Although the prequel trilogy of Star Wars films might not go down as George Lucas's best films, they did spawn a collection of expanded universe material that went on to impress fans. Two of the most important were Star Wars: Clone Wars and the later CGI animated series The Clone Wars. These two television shows essentially showed two versions of the Clone Wars, filling in the gap between Attack of the Clones and Revenge of the Sith. Although they were depicting more or less the same events, they differed wildly from each other both in content and tone.
Now, Reddit user onex7805 has suggested that this difference between the two shows could be explained. The Star Wars fan theory argues that the first show is a true telling of the Clone Wars while the later series - if you can wrap your mind around this - is actually propaganda put out by the Republic to make them look better during the conflict. As a Star Wars Reddit theory it has already garnered plenty of attention thanks to its compelling arguments, all of which have been outlined below.
The Original 2003 Series Isn't Considered CanonPhoto: Cartoon Network

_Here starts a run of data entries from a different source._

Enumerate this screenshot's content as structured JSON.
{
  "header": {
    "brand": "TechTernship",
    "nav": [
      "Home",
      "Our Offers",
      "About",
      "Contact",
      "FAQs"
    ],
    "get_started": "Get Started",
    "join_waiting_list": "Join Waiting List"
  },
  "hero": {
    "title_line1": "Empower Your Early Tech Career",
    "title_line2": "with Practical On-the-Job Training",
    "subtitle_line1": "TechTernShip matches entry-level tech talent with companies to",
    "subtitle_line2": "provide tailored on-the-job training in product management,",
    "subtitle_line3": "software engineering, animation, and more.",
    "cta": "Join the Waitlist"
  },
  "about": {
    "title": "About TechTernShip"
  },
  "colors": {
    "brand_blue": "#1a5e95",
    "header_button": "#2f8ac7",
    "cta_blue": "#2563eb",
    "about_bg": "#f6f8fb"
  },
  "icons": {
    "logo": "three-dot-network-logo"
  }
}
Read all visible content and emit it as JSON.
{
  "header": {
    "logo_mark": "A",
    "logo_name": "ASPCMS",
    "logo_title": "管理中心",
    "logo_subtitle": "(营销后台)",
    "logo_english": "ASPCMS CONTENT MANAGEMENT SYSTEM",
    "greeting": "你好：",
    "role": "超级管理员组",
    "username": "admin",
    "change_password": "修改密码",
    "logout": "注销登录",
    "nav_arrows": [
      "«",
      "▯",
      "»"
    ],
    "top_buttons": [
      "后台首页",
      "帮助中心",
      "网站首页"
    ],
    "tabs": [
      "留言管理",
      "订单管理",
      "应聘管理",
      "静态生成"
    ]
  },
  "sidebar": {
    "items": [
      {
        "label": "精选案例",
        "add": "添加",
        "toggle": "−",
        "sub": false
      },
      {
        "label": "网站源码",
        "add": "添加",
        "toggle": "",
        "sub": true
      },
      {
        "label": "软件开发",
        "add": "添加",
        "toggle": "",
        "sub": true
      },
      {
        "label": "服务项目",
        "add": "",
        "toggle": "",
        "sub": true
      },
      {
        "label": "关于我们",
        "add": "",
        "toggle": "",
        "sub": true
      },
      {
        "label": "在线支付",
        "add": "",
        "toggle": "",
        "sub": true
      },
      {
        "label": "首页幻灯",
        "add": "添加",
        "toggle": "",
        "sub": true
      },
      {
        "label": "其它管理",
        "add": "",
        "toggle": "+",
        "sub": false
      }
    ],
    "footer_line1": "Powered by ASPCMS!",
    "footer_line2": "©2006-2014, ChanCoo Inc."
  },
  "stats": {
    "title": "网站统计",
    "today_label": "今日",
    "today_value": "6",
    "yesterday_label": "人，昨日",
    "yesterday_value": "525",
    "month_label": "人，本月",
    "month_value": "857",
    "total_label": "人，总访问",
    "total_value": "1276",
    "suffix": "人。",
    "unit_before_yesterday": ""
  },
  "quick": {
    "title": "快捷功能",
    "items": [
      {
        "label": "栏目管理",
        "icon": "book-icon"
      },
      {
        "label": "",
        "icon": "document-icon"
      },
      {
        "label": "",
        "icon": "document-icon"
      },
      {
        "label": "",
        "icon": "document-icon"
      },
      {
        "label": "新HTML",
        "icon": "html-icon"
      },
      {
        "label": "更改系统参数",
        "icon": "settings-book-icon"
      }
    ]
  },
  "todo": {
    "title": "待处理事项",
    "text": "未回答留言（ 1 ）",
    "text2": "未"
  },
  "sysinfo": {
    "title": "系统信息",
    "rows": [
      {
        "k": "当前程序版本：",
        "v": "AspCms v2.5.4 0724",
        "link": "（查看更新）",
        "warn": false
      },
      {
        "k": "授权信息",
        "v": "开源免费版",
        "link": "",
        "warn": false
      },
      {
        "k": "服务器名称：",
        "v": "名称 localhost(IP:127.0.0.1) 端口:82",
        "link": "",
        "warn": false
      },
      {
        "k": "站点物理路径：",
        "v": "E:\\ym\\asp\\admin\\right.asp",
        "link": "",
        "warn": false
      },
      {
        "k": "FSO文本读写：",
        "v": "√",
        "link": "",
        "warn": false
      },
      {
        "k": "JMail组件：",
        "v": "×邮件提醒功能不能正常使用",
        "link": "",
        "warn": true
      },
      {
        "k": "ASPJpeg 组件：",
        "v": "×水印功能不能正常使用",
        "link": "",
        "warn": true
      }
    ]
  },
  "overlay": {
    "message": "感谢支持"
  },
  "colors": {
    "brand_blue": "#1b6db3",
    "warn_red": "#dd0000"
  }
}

Star Wars: Clone Wars was broadcast originally back in 2003. It consisted of two volumes of short animated pieces spread across three seasons that were later adapted into two feature length films. The work of Genndy Tartakovsky, the show won critical acclaim for its telling of the conflict that ravaged the Star Wars universe between the events of Attack of the Clones and Revenge of the Sith. The series is no longer considered official canon to the overall franchise and is now classed as part of the Legends brand, which includes much of the Star Wars Expanded Universe.
2008's The Clone Wars Gave Fans Much Wanted Character DetailsPhoto: Netflix
Following on from the success of Star Wars: Clone Wars, LucasFilm decided to make a longer and more fleshed out television series. It did not involve Genndy Tartakovsky in any way, although some of his ideas were used and artists referenced the appearance of characters from the first show. In total, there were 121 episodes produced, each 22 minutes long, across a total of six seasons. The Clone Wars was not as well received critically as its predecessor but was immensely popular with fans thanks to the fact that it went into greater detail about the Clone Wars conflict and how the major characters were involved.
The First Show Was Effectively Used As An Extended Pilot SeriesPhoto: Cartoon Network
As George Lucas had not adapted any of his Star Wars material into a television series for almost a decade, he used the original Star Wars: Clone Wars as a way to test the water. Using it as an extended pilot would allow LucasFilm and broadcasters to see if there was sufficient interest from fans in an in-depth telling of a story that was largely left out of the main films. After seeing the success that it had it became clear that there was an appetite for a longer more complete television series.
Of The Two Shows, Star Wars: Clone Wars Was Much GrittierPhoto: Netflix
Although both shows are essentially telling the same story, they do it in two very different ways. Star Wars: Clone Wars concentrated more on getting into the gritty detail of the actual battles. It had a much darker tone, able to delve into the dire consequences of the war and be more dramatic in how it portrayed characters such as General Grievous as violent and sadistic. This is in stark contrast to the more lighthearted approach of The Clone Wars. The later series was more focused on character developing and telling arcing stories rather than on demonstrating the sheer destruction of war.